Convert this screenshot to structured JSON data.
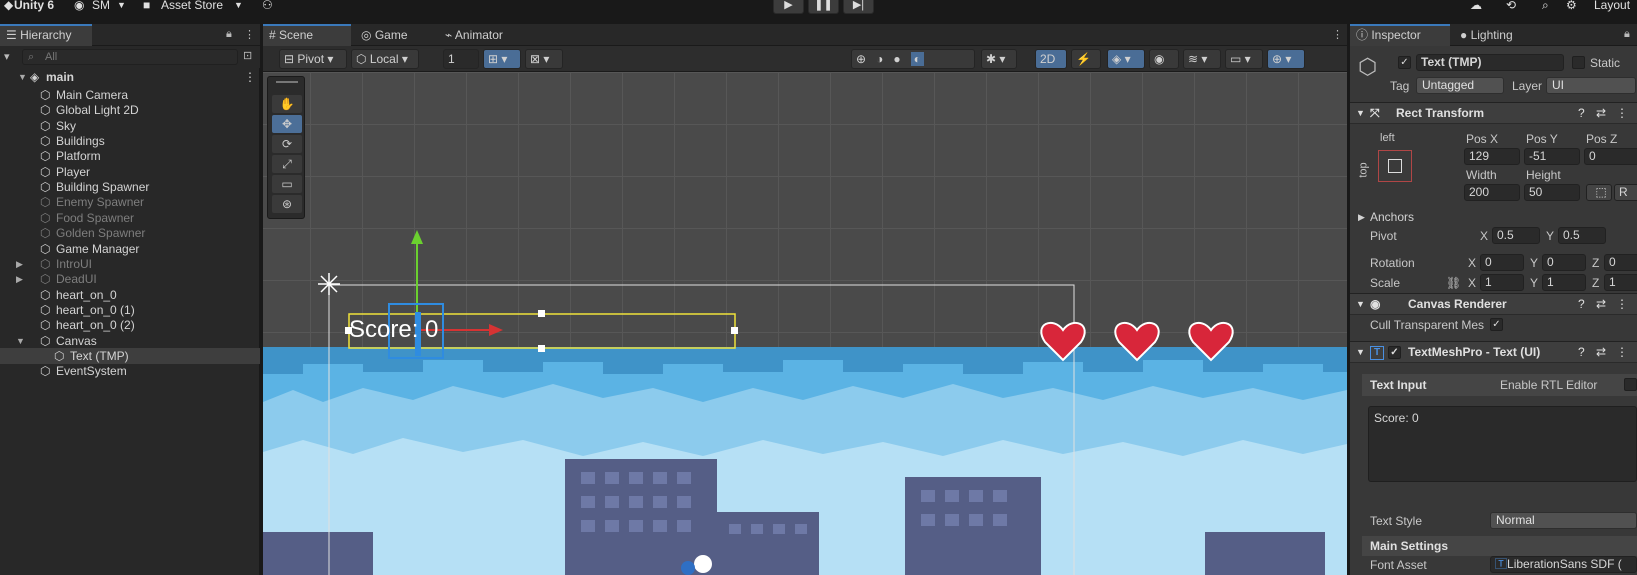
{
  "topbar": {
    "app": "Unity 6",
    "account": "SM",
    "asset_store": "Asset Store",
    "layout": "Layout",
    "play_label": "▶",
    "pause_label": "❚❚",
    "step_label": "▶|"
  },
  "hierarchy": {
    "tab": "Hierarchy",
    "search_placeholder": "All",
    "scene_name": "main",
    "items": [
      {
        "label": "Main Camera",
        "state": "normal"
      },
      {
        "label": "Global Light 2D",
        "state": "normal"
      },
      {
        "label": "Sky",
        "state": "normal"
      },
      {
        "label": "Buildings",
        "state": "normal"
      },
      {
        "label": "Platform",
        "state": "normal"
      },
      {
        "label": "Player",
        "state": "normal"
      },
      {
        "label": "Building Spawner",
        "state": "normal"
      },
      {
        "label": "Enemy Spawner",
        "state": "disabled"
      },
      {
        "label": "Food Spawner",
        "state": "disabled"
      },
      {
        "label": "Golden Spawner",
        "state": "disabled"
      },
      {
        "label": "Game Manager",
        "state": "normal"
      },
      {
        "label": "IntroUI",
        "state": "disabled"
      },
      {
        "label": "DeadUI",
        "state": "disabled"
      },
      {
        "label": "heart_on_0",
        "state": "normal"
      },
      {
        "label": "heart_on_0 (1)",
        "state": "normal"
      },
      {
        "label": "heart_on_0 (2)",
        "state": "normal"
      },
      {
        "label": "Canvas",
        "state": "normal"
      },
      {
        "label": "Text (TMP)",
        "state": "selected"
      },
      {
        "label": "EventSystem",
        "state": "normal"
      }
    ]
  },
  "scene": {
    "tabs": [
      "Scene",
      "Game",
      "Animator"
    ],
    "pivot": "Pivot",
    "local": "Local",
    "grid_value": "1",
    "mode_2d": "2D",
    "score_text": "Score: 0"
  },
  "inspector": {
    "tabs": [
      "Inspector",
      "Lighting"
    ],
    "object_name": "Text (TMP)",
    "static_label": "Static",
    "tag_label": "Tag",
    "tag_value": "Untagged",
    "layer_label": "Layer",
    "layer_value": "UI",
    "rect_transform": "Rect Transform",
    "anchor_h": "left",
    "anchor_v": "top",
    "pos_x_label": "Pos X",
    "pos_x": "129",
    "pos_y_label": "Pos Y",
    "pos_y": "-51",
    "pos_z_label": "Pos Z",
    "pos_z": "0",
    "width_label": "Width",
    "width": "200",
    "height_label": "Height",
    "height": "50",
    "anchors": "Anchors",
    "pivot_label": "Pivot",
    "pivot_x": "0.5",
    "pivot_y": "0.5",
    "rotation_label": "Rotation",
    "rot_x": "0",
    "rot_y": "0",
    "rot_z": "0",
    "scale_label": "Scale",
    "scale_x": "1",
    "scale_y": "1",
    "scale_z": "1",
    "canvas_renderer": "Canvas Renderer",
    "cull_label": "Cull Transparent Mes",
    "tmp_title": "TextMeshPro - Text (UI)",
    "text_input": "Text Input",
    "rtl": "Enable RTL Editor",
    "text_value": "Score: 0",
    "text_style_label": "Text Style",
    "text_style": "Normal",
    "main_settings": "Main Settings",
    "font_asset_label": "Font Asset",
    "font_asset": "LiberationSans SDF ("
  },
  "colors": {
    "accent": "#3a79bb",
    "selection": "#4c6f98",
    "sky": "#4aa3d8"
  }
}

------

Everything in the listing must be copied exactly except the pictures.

Reply to the task:
Convert this screenshot to structured JSON data.
{
  "topbar": {
    "app": "Unity 6",
    "account": "SM",
    "asset_store": "Asset Store",
    "layout": "Layout",
    "play_label": "▶",
    "pause_label": "❚❚",
    "step_label": "▶|"
  },
  "hierarchy": {
    "tab": "Hierarchy",
    "search_placeholder": "All",
    "scene_name": "main",
    "items": [
      {
        "label": "Main Camera",
        "state": "normal"
      },
      {
        "label": "Global Light 2D",
        "state": "normal"
      },
      {
        "label": "Sky",
        "state": "normal"
      },
      {
        "label": "Buildings",
        "state": "normal"
      },
      {
        "label": "Platform",
        "state": "normal"
      },
      {
        "label": "Player",
        "state": "normal"
      },
      {
        "label": "Building Spawner",
        "state": "normal"
      },
      {
        "label": "Enemy Spawner",
        "state": "disabled"
      },
      {
        "label": "Food Spawner",
        "state": "disabled"
      },
      {
        "label": "Golden Spawner",
        "state": "disabled"
      },
      {
        "label": "Game Manager",
        "state": "normal"
      },
      {
        "label": "IntroUI",
        "state": "disabled"
      },
      {
        "label": "DeadUI",
        "state": "disabled"
      },
      {
        "label": "heart_on_0",
        "state": "normal"
      },
      {
        "label": "heart_on_0 (1)",
        "state": "normal"
      },
      {
        "label": "heart_on_0 (2)",
        "state": "normal"
      },
      {
        "label": "Canvas",
        "state": "normal"
      },
      {
        "label": "Text (TMP)",
        "state": "selected"
      },
      {
        "label": "EventSystem",
        "state": "normal"
      }
    ]
  },
  "scene": {
    "tabs": [
      "Scene",
      "Game",
      "Animator"
    ],
    "pivot": "Pivot",
    "local": "Local",
    "grid_value": "1",
    "mode_2d": "2D",
    "score_text": "Score: 0"
  },
  "inspector": {
    "tabs": [
      "Inspector",
      "Lighting"
    ],
    "object_name": "Text (TMP)",
    "static_label": "Static",
    "tag_label": "Tag",
    "tag_value": "Untagged",
    "layer_label": "Layer",
    "layer_value": "UI",
    "rect_transform": "Rect Transform",
    "anchor_h": "left",
    "anchor_v": "top",
    "pos_x_label": "Pos X",
    "pos_x": "129",
    "pos_y_label": "Pos Y",
    "pos_y": "-51",
    "pos_z_label": "Pos Z",
    "pos_z": "0",
    "width_label": "Width",
    "width": "200",
    "height_label": "Height",
    "height": "50",
    "anchors": "Anchors",
    "pivot_label": "Pivot",
    "pivot_x": "0.5",
    "pivot_y": "0.5",
    "rotation_label": "Rotation",
    "rot_x": "0",
    "rot_y": "0",
    "rot_z": "0",
    "scale_label": "Scale",
    "scale_x": "1",
    "scale_y": "1",
    "scale_z": "1",
    "canvas_renderer": "Canvas Renderer",
    "cull_label": "Cull Transparent Mes",
    "tmp_title": "TextMeshPro - Text (UI)",
    "text_input": "Text Input",
    "rtl": "Enable RTL Editor",
    "text_value": "Score: 0",
    "text_style_label": "Text Style",
    "text_style": "Normal",
    "main_settings": "Main Settings",
    "font_asset_label": "Font Asset",
    "font_asset": "LiberationSans SDF ("
  },
  "colors": {
    "accent": "#3a79bb",
    "selection": "#4c6f98",
    "sky": "#4aa3d8"
  }
}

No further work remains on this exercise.